This is the background to the national shock that occurred when news was reported that around the time of the death of Patriarch Maxim, a fresh application had been lodged for the official registration with the state of the Alternative Synod.
Among those who expressed concern at the development was President Rossen Plevneliev, head of state since January 2012, elected on the ticket of Bulgaria’s current centre-right ruling party.
Plevneliev, speaking to journalists, said that the Bulgarian Orthodox Church should be united and face the people and their problems, rather than indulging in internal intrigues.
Underlining the unity that had been shown on the day of Maxim’s funeral (some reports noted that those who attended included senior members of the “Alternative Synod”), Plevneliev said that he saw it as extremely unfair to talk about division and schism on a day of mourning.
In an interview with Deutsche Welle, specialist historian Momchil Metodiev said that Maxim’s achievement of the preservation of the unity of the Bulgarian Orthodox Church was no small one, “and his successor must not only build on that legacy, but also try to maintain a strong relationship with the laity, with society, with other churches and also make some improvements. Radical revolution in Orthodox churches, however, are not only impossible but also undesirable”.
The current situation was a great opportunity for the leadership of the church to show that it could make important choices without causing controversies and public scandals. Metodiev said that he hoped that the senior clergy would seize this opportunity.
This time around, unlike in 1971, the state could not formally intervene in the election of the new Patriarch.
It was a matter of speculation, now premature, whether some “grey cardinals” would influence the choice. “It is hard to say who will ultimately make the choice of the future Patriarch, whether it will be State Security metropolitans, newly-imagined rich ‘archons’, politicians, ordinary Orthodox laity or the Holy Spirit, as Metropolitan Nikolai of Plovdiv put it recently,” Metodiev said.
“As believers we should not forget that there is still God’s providence. An example of this is the fact that in totalitarian 1971, the Patriarch elected was a man who was not an agent of the secret police. And that was the big surprise,” he said.
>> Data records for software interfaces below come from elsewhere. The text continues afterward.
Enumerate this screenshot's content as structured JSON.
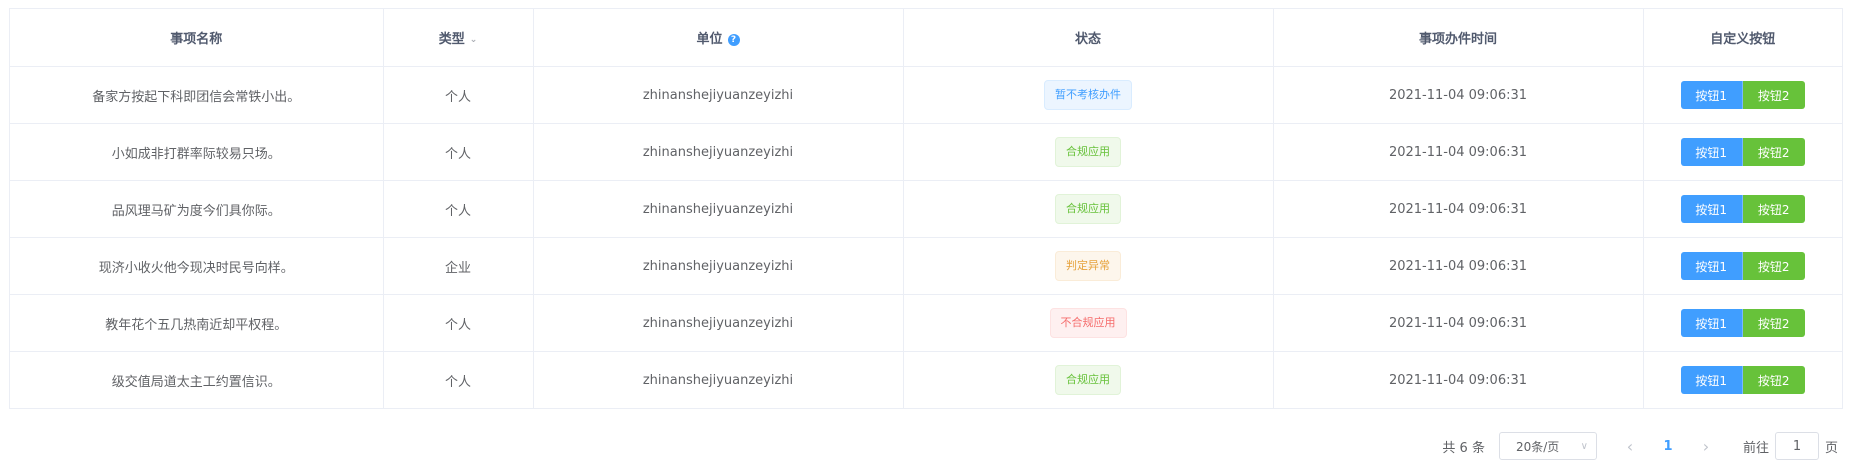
{
  "table": {
    "headers": {
      "name": "事项名称",
      "type": "类型",
      "unit": "单位",
      "status": "状态",
      "time": "事项办件时间",
      "custom": "自定义按钮"
    },
    "rows": [
      {
        "name": "备家方按起下科即团信会常铁小出。",
        "type": "个人",
        "unit": "zhinanshejiyuanzeyizhi",
        "status": "暂不考核办件",
        "status_kind": "info",
        "time": "2021-11-04 09:06:31",
        "btn1": "按钮1",
        "btn2": "按钮2"
      },
      {
        "name": "小如成非打群率际较易只场。",
        "type": "个人",
        "unit": "zhinanshejiyuanzeyizhi",
        "status": "合规应用",
        "status_kind": "success",
        "time": "2021-11-04 09:06:31",
        "btn1": "按钮1",
        "btn2": "按钮2"
      },
      {
        "name": "品风理马矿为度今们具你际。",
        "type": "个人",
        "unit": "zhinanshejiyuanzeyizhi",
        "status": "合规应用",
        "status_kind": "success",
        "time": "2021-11-04 09:06:31",
        "btn1": "按钮1",
        "btn2": "按钮2"
      },
      {
        "name": "现济小收火他今现决时民号向样。",
        "type": "企业",
        "unit": "zhinanshejiyuanzeyizhi",
        "status": "判定异常",
        "status_kind": "warning",
        "time": "2021-11-04 09:06:31",
        "btn1": "按钮1",
        "btn2": "按钮2"
      },
      {
        "name": "教年花个五几热南近却平权程。",
        "type": "个人",
        "unit": "zhinanshejiyuanzeyizhi",
        "status": "不合规应用",
        "status_kind": "danger",
        "time": "2021-11-04 09:06:31",
        "btn1": "按钮1",
        "btn2": "按钮2"
      },
      {
        "name": "级交值局道太主工约置信识。",
        "type": "个人",
        "unit": "zhinanshejiyuanzeyizhi",
        "status": "合规应用",
        "status_kind": "success",
        "time": "2021-11-04 09:06:31",
        "btn1": "按钮1",
        "btn2": "按钮2"
      }
    ]
  },
  "pagination": {
    "total": "共 6 条",
    "page_size": "20条/页",
    "current_page": "1",
    "goto_label": "前往",
    "goto_value": "1",
    "page_suffix": "页"
  },
  "colors": {
    "primary": "#409eff",
    "success": "#67c23a",
    "warning": "#e6a23c",
    "danger": "#f56c6c",
    "border": "#ebeef5"
  },
  "icons": {
    "sort": "caret-down-icon",
    "help": "question-circle-icon",
    "select": "chevron-down-icon",
    "prev": "chevron-left-icon",
    "next": "chevron-right-icon"
  }
}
In an interview with local reporters, Ivan Zhelev, former head of the directorate on religious denominations and an arch-critic of Nikolai, said that the circle influenced by the Plovdiv Metropolitan was made up of Vratsa Metropolitan Kaliniki, Ignatii of Pleven, Grigorii of Veliko Turnovo, Dometian of Pleven and Ambrosii of Dorostol. Another circle was that of Gavril of Lovech, Kiril of Varna, Galaktion of Stara Zagora and Nataniel of Nevrokop.
Another factor in the competition will be manipulation in the media. With Bulgaria lacking any serious newspaper and with reporting driven largely by sensationalism, no holds will be barred in the contest for hearts and minds, and the public may fairly expect to see abundant coverage driven by anonymous sources, accompanied by hearts-and-minds battles on the talk shows. Nor will only clerical figures be involved. Already, apart from Zhelev’s open campaigning against Nikolai ahead of the election of a temporary Patriarch, at the same time National History Museum director Bozhidar Dimitrov let it be known that he thought that Nikolai would make a fine Patriarch and the age limit should be changed.
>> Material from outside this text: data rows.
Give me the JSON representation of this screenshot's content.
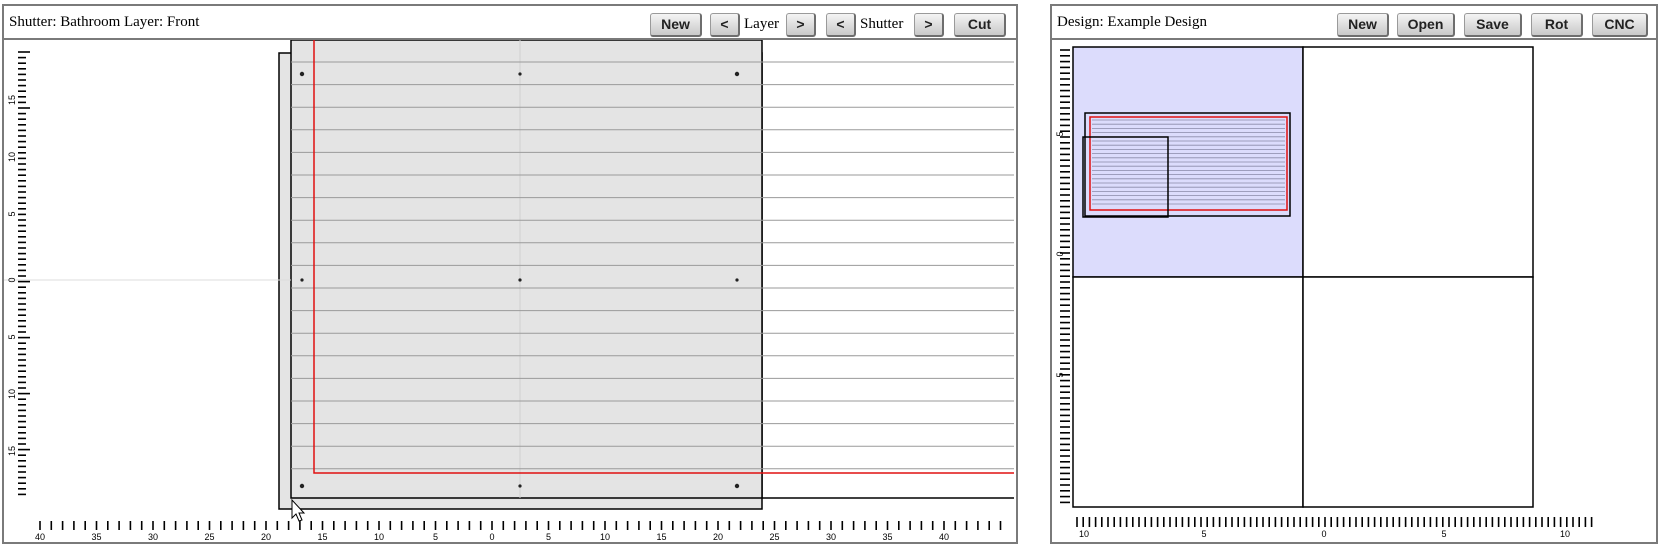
{
  "left": {
    "title": "Shutter: Bathroom Layer: Front",
    "buttons": {
      "new": "New",
      "layer_prev": "<",
      "layer_label": "Layer",
      "layer_next": ">",
      "shutter_prev": "<",
      "shutter_label": "Shutter",
      "shutter_next": ">",
      "cut": "Cut"
    },
    "x_ticks": [
      "40",
      "35",
      "30",
      "25",
      "20",
      "15",
      "10",
      "5",
      "0",
      "5",
      "10",
      "15",
      "20",
      "25",
      "30",
      "35",
      "40"
    ],
    "y_ticks": [
      "15",
      "10",
      "5",
      "0",
      "5",
      "10",
      "15"
    ]
  },
  "right": {
    "title": "Design: Example Design",
    "buttons": {
      "new": "New",
      "open": "Open",
      "save": "Save",
      "rot": "Rot",
      "cnc": "CNC"
    },
    "x_ticks": [
      "10",
      "5",
      "0",
      "5",
      "10"
    ],
    "y_ticks": [
      "5",
      "0",
      "5"
    ]
  },
  "colors": {
    "panel_fill": "#e4e4e4",
    "selected_quadrant": "#dcdcfc",
    "cut_line": "#e01010",
    "slat_line": "#999999"
  }
}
This has been only the first 48 hours out of four months, and it remains to be seen whether, as Metodiev hopes, the church will take the path of unity so delicately preserved by Maxim.
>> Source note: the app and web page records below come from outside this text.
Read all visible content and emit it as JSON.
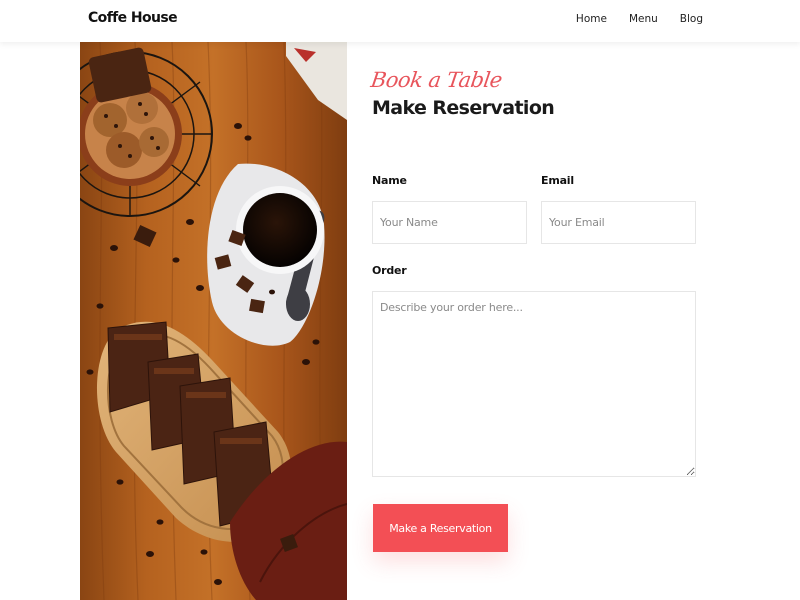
{
  "header": {
    "brand": "Coffe House",
    "nav": [
      {
        "label": "Home"
      },
      {
        "label": "Menu"
      },
      {
        "label": "Blog"
      }
    ]
  },
  "reservation": {
    "eyebrow": "Book a Table",
    "title": "Make Reservation",
    "name_label": "Name",
    "name_placeholder": "Your Name",
    "email_label": "Email",
    "email_placeholder": "Your Email",
    "order_label": "Order",
    "order_placeholder": "Describe your order here...",
    "submit_label": "Make a Reservation"
  },
  "colors": {
    "accent": "#f34f55",
    "eyebrow": "#e8555c",
    "wood": "#b4601f"
  }
}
(Main photo, of a Bulgarian Orthodox Church in the village of Trigrad: Clive Leviev-Sawyer)